Recently my partner Jyan and I attended the amazing Folsom Europe in Berlin. I was amazed at how many rubber pups were in attendance. Sadly one hot day there was a medical emergency I needed to attend due to heatstroke. Today I thought it was important to discuss how to stay safe and avoid dehydration and heatstroke while wearing your favourite latex and rubber gear.
How To Stay Safe In Full Rubber Gear
What Are The Signs Of Heatstroke or Dehydration In Rubber?
The early signs of heat stroke can be subtle so be aware of the following signs of things starting to go wrong:
- Becoming thirsty
- Feelings of confusion, irritability or disorientation
- Muscle or abdominal cramps
- Seizures if allowed to go too far
What Is The First Aid For Heat Stroke?
- Get the person out of the sun and into a cool shaded area away from the heat.
- Remove the person's hood and as much of the rubber gear as modesty will allow so they can cool off.
- If the person is alert give small sips of water, cordial or sports drink to help replenish fluids.
- If they are not starting to feel better, or they are starting to get worse:
SEEK MEDICAL HELP IMMEDIATELY.
- Apply cool towels, gently fan the skin and cool sprays of water can help bring the body temperature down.
- If the person has any medical conditions or any concerns about their health, see a doctor ASAP.
Tips & Tricks To Avoid Heatstroke In Rubber Gear
Always choose your gear with an understanding of the climate you will be wearing it. An afternoon in the sun on a very hot summer day is not the day to wear full rubber gear!
Make sure you are well hydrated *before* you put on your gear and head out! The darker your urine is the more you need to top up your fluids!
Keep out of the sun as much as you can. Enjoy the shade knowing that you'll stay cooler and will also be protecting your expensive gear from the damage of sunlight.
Avoid alcohol, excessive exercise such as dancing and any substances that increase body heat (drugs like amphetamines, cocaine and even marijuana can lead to increased body temperature).
Take time to open up your gear and allow your skin to breath! Take a break, drink some cool water and let your body temperature regulate.

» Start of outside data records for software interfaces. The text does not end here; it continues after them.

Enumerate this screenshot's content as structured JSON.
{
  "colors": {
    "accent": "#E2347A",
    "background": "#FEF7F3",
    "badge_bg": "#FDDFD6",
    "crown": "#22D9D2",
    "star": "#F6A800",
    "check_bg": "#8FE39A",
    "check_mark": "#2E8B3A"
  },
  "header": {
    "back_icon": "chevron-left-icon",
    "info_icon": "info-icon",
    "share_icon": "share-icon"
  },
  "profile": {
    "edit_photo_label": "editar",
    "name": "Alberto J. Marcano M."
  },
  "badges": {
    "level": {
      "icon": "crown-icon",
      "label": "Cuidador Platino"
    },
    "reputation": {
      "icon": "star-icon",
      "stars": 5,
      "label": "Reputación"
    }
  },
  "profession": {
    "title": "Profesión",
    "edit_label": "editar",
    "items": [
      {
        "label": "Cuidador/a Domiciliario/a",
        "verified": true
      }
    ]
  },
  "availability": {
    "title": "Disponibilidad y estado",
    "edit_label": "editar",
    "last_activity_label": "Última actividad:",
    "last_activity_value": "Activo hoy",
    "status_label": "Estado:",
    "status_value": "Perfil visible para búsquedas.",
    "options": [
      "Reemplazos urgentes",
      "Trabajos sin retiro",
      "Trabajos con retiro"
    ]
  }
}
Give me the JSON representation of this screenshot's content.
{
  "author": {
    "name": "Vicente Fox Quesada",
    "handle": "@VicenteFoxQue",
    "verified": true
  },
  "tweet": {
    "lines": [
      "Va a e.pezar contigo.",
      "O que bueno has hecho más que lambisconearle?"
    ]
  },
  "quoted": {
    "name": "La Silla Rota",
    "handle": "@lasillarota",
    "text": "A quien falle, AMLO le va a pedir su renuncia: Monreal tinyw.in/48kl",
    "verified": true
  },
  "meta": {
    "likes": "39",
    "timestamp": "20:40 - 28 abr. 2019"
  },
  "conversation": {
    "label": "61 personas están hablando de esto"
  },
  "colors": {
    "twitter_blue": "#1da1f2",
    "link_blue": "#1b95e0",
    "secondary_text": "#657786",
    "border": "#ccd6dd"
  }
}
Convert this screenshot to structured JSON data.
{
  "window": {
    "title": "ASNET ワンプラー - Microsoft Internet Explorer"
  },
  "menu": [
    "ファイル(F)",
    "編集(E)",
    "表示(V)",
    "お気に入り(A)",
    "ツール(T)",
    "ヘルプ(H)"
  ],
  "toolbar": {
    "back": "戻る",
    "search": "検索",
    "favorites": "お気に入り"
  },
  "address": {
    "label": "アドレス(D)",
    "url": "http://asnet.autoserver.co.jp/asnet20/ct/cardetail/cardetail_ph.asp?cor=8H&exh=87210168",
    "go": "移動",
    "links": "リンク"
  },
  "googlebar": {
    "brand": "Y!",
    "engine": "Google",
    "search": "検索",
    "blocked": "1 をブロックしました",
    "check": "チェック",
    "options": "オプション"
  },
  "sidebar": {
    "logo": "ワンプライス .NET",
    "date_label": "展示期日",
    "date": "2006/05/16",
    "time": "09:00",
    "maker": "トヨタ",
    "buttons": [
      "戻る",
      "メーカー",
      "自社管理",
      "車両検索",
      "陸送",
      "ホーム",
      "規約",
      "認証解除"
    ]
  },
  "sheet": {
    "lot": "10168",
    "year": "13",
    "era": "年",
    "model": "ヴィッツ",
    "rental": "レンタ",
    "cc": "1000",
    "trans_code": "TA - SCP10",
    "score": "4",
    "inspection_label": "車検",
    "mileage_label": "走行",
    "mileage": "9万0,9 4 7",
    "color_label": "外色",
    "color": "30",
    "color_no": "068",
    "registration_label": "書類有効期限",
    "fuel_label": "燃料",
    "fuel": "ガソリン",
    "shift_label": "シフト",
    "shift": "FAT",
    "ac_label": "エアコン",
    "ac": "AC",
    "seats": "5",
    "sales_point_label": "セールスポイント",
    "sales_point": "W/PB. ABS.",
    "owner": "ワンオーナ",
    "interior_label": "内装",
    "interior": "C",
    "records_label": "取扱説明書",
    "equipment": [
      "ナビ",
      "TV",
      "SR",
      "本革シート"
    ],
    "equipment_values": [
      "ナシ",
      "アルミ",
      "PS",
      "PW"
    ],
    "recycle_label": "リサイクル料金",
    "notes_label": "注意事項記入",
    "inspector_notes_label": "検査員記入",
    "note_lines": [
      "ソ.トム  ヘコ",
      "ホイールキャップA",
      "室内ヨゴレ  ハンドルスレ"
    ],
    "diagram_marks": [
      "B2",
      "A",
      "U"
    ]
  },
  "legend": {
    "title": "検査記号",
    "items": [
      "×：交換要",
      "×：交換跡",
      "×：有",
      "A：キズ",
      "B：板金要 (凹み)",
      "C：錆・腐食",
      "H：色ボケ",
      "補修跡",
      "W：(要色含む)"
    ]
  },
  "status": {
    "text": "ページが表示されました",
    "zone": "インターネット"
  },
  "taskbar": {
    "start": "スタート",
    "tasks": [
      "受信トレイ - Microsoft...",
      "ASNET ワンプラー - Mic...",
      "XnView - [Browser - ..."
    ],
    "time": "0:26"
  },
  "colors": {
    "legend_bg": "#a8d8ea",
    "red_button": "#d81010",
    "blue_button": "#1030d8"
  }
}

If you start to feel unwell, nauseous, faint or confused, get changed out of your gear and allow your body to get back to it's normal temperature. Get out of the sun and rest while having a cool drink.
If someone faints or collapses, get medical help immediately. Get them out of the heat and help them cool by removing rubber gear and fan their skin to help cool them down. Cool towels and even sprays with a cool mist can help reduce temperature.